The research not only presents an eco-friendly alternative to cobalt-containing batteries but also introduces cost efficiency. With the primary materials commercially available and estimated assembly costs one-third to one-half less than traditional cobalt batteries, this discovery holds promise for a more sustainable and economical future.

As the patent on this groundbreaking technology is licensed by Lamborghini, MIT’s ongoing commitment to alternative battery materials continues.

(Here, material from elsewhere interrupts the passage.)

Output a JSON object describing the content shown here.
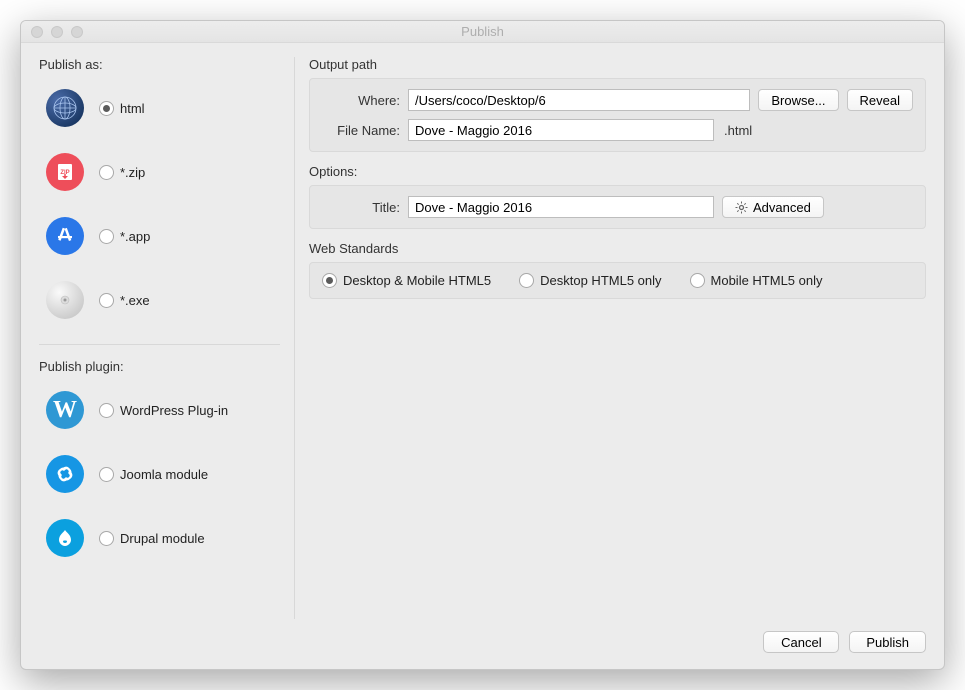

The researchers are exploring possibilities beyond lithium, considering sodium or magnesium as potential replacements, which are both more affordable and abundant.

In summary, MIT’s latest development is not just a leap forward in electric vehicle technology but a significant Chemical News breakthrough, shaping the landscape of sustainable energy solutions.

Source : Tianyang Chen et al, A Layered Organic Cathode for High-Energy, Fast-Charging, and Long-Lasting Li-Ion Batteries, ACS Central Science (2024). DOI: 10.1021/acscentsci.3c01478